Both Hackney’s in Glenview, IL evoke ghosts of my past in memories of family, friends, and, of course, the menu: Not just because of the burgers from a nearly 100-year-old recipe, and the Onion Loaf, not quite as old, but terribly addictive. So few surviving places offer Green River Phosphates, Green Cows, or simply the original, mildly bubbly lime Green River soda pop.
The other morning at a retreat in the Hackney’s on Lake in Glenview, IL, I experienced a ghost of a different sort. Perhaps it was a function of incipient cataracts, but I thought I was alone at the sink. As I was leaving the restroom behind the host desk by the stairs, the door began to close on me. Automatically reaching for it, it was jerked out of my grasp for a moment – was it an unseen human or Baby Face Nelson? On the other hand, would he have been as courtly in life? Having died in a safe house in Wilmette, the next village east, Baby Face Nelson may have been one of most brutal of the organized criminals who hung out at Hackney’s for the beer, burgers, and slots.
On the other hand, it might have a spirit of a family member from Hackney’s when it was a simple mom and pop outfit. Perhaps it’s someone who appreciates my efforts to bring in new and lost diners into the fold. To whomever it was, celestial or human, I said “Thanks.”
Not my first experience touching the spirit spiritual plane: Setting aside for a moment the multiple shades at Mom’s life celebrations, finding my paternal grandfather waiting for me outside the restroom in my first apartment, and my enate grandmother visiting me at a writers retreat, I shiver a bit remembering my high school term paper on Hephaistos, God of Fire and Forge.
About five whole pages, it sported myriad footnotes, often multiple instances in one sentence – which inspired the teacher to comment “research challenges us all!” Soon after finishing it, I was in the kitchen with Mom engaged in a vociferous adolescent encounter. Upon exerting the obligatory Maternal “Last Word on the Subject,” she switched on the gas stove. Rather than following it’s usual path around the burner head, the blue and orange flame reached for her hand, as if Hephaistos himself was taking my side.

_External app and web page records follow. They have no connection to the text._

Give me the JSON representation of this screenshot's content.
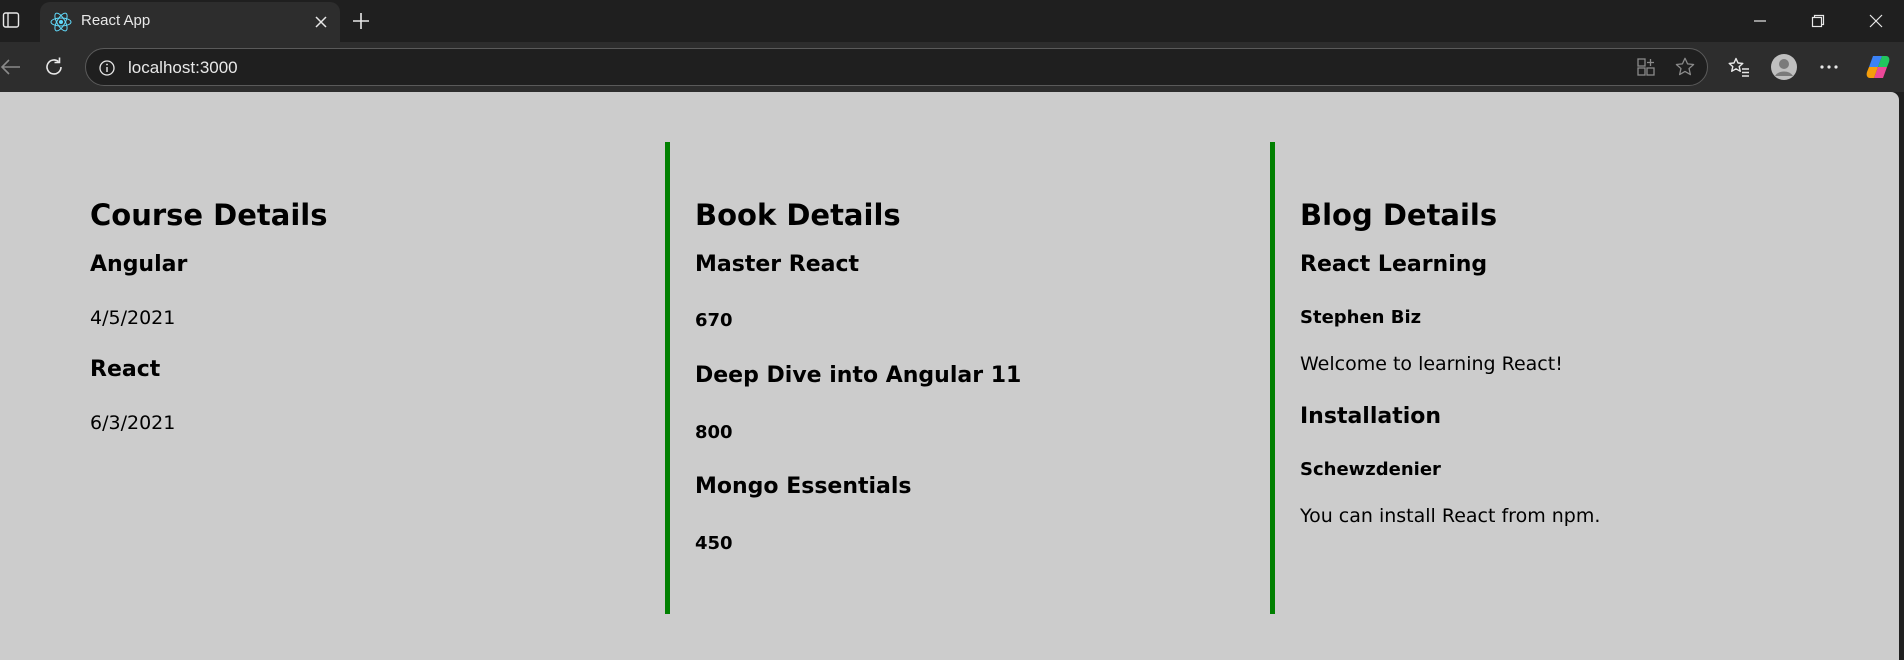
{
  "browser": {
    "tab_title": "React App",
    "url": "localhost:3000"
  },
  "colors": {
    "divider": "#008000",
    "page_bg": "#cccccc",
    "chrome_bg": "#1f1f1f"
  },
  "course": {
    "title": "Course Details",
    "items": [
      {
        "name": "Angular",
        "date": "4/5/2021"
      },
      {
        "name": "React",
        "date": "6/3/2021"
      }
    ]
  },
  "book": {
    "title": "Book Details",
    "items": [
      {
        "name": "Master React",
        "price": "670"
      },
      {
        "name": "Deep Dive into Angular 11",
        "price": "800"
      },
      {
        "name": "Mongo Essentials",
        "price": "450"
      }
    ]
  },
  "blog": {
    "title": "Blog Details",
    "items": [
      {
        "title": "React Learning",
        "author": "Stephen Biz",
        "content": "Welcome to learning React!"
      },
      {
        "title": "Installation",
        "author": "Schewzdenier",
        "content": "You can install React from npm."
      }
    ]
  }
}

When I told my teacher, a very practical, matter of fact woman with a halo of shocking white hair, what had happened, she paled. She warned me that the gods are not separate from nature, but, in fact, are the elements themselves. She said I needed to be careful: spending that much time writing about one of The Immortals was a form of worship. In a similar experience, she told me she’d had a close encounter with Apollo riding a dawn mail train up Mt. Olympus. Incandescent in his chariot speeding toward her, he had swaddled her in his glory.
Ghosts come in many prosaic forms: memories, guilt, nostalgia, look-a-likes, act-a-like, children’s eyes, and family histories, to name a few. Why not more romantic shapes: shades of watchful grandparents, grateful specters resurrected by the interest of descendants, or mournful or blissful previous residents. I’ve mostly been fortunate with those that have touched my life – possible, but unrealized danger to my mother notwithstanding, prosaic and romantic alike – and I’m thankful for those past and future.
1 Hackney’s in the 1920s served hamburgers and beer from their back porch.
2 Baby Face Nelson aka Lester Gillis from http://www.answers.com/main/source_info_frames.jsp?sourceURL=http://www.fbi.gov/libref/historic/famcases/babyface/babyface.htm&imageURL=http://content.answcdn.com/main/content/img/webpics/Baby_Face_Nelson.jpg&imgSrcURL=http://www.fbi.gov/libref/historic/famcases/babyface/nelson.jpg&flavor=AC
3 From the Door Idea Gallery at http://www.simpsondoor.com/idea-gallery/
4 Temple of Hephaistos in Athens from Buzzle http://www.buzzle.com/articles/temple-of-hephaestus.html
5 Tetradrachm from the Illyro-Paeonian region, representing Apollo from Wikipedia: http://en.wikipedia.org/wiki/Apollo
6 Parents with Father’s Sibs, in-laws, and aunt circa 1960.